Your assignment →
Using the data below, show every line where the word "index" occurs.

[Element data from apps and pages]
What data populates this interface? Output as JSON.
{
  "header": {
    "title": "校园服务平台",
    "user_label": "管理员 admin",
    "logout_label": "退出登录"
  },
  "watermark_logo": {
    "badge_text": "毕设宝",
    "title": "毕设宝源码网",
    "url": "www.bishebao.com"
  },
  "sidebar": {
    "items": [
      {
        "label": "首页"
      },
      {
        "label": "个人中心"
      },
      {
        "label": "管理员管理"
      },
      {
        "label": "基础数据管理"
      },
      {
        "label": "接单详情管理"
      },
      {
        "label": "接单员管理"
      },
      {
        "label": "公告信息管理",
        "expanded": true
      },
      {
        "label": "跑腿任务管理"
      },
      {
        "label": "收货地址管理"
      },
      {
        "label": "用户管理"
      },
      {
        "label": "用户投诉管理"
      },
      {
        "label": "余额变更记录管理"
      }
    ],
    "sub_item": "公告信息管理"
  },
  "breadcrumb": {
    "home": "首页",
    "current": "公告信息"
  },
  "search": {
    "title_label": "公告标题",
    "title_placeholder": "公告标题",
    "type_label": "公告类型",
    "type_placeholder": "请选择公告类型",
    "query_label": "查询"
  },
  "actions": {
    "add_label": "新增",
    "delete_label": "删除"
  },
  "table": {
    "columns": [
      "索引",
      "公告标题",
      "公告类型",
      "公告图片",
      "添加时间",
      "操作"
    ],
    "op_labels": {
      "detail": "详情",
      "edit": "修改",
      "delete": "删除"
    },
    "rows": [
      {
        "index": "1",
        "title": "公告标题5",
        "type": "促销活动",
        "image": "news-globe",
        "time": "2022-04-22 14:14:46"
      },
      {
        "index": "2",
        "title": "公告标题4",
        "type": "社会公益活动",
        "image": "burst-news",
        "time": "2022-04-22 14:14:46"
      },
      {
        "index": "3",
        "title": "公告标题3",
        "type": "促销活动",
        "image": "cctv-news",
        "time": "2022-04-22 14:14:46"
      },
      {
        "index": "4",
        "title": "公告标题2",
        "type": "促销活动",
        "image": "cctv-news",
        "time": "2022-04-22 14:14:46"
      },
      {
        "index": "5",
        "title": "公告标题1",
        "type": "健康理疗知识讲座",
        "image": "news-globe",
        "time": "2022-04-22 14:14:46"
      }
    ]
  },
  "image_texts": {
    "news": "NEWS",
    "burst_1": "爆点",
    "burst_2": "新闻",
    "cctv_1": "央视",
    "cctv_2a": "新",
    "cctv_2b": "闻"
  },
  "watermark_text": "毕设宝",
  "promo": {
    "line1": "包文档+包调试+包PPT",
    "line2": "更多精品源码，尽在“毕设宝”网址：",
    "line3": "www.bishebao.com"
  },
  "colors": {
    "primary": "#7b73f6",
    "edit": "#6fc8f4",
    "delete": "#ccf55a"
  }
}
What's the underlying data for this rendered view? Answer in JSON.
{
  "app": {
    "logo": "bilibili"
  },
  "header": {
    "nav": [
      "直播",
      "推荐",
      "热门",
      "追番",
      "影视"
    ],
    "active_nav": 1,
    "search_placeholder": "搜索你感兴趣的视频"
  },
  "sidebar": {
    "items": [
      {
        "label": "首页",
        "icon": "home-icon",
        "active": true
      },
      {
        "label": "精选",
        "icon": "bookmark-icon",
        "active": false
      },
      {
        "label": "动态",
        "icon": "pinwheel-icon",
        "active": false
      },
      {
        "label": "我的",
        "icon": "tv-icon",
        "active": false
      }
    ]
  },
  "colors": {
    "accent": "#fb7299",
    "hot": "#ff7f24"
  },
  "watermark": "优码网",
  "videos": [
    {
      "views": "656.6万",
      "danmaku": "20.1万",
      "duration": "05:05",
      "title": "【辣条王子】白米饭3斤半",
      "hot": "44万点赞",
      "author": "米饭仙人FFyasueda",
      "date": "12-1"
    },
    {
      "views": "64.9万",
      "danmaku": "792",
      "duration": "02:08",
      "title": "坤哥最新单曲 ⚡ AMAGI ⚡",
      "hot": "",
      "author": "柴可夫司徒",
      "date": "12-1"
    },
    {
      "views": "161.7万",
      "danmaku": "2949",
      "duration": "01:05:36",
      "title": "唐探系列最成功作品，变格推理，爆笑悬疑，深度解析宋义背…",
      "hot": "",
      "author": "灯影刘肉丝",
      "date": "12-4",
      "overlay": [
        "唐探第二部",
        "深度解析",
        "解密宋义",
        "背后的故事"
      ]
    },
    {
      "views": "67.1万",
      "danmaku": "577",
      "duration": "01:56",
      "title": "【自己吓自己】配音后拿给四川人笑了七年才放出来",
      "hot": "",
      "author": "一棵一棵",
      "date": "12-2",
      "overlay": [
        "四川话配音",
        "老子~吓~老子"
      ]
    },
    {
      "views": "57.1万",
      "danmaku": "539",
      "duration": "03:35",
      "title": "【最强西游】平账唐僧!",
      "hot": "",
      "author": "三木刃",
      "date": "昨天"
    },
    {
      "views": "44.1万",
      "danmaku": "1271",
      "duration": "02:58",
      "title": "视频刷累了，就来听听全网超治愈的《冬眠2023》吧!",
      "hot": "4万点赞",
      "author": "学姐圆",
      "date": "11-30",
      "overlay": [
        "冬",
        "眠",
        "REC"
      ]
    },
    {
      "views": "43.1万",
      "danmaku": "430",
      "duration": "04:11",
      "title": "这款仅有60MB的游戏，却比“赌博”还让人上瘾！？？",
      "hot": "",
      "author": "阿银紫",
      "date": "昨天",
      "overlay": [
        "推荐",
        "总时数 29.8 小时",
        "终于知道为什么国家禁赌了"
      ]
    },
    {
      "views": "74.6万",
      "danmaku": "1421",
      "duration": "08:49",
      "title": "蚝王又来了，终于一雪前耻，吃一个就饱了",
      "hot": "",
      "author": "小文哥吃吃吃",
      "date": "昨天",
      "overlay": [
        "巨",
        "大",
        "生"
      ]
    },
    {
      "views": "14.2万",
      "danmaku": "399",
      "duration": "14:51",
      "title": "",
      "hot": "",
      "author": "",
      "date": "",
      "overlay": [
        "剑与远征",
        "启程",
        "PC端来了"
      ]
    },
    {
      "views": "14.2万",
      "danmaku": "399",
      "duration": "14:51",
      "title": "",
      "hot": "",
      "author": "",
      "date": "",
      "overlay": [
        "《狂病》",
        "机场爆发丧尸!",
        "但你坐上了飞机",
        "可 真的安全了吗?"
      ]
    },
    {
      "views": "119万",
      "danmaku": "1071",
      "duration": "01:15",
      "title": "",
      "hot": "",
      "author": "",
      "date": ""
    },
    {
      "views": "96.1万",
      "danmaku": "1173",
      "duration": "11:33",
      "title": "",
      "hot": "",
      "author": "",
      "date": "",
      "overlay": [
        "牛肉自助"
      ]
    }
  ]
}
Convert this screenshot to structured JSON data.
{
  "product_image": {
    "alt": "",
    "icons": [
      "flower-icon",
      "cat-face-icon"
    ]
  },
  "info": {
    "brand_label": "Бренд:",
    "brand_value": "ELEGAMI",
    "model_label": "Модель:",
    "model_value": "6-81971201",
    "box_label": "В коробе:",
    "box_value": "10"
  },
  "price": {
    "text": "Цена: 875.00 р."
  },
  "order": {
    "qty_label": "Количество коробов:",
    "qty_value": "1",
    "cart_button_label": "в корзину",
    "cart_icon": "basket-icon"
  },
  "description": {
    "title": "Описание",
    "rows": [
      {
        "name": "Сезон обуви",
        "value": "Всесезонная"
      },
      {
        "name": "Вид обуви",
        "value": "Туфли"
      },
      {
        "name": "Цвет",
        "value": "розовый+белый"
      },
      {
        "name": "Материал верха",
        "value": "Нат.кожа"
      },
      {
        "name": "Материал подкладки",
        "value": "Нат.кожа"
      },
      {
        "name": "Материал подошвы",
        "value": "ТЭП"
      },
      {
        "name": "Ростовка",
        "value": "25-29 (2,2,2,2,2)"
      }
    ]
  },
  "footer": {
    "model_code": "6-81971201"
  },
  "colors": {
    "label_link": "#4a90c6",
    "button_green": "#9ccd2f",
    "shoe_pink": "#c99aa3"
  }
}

Written answer →
        "index": "1",
        "index": "2",
        "index": "3",
        "index": "4",
        "index": "5",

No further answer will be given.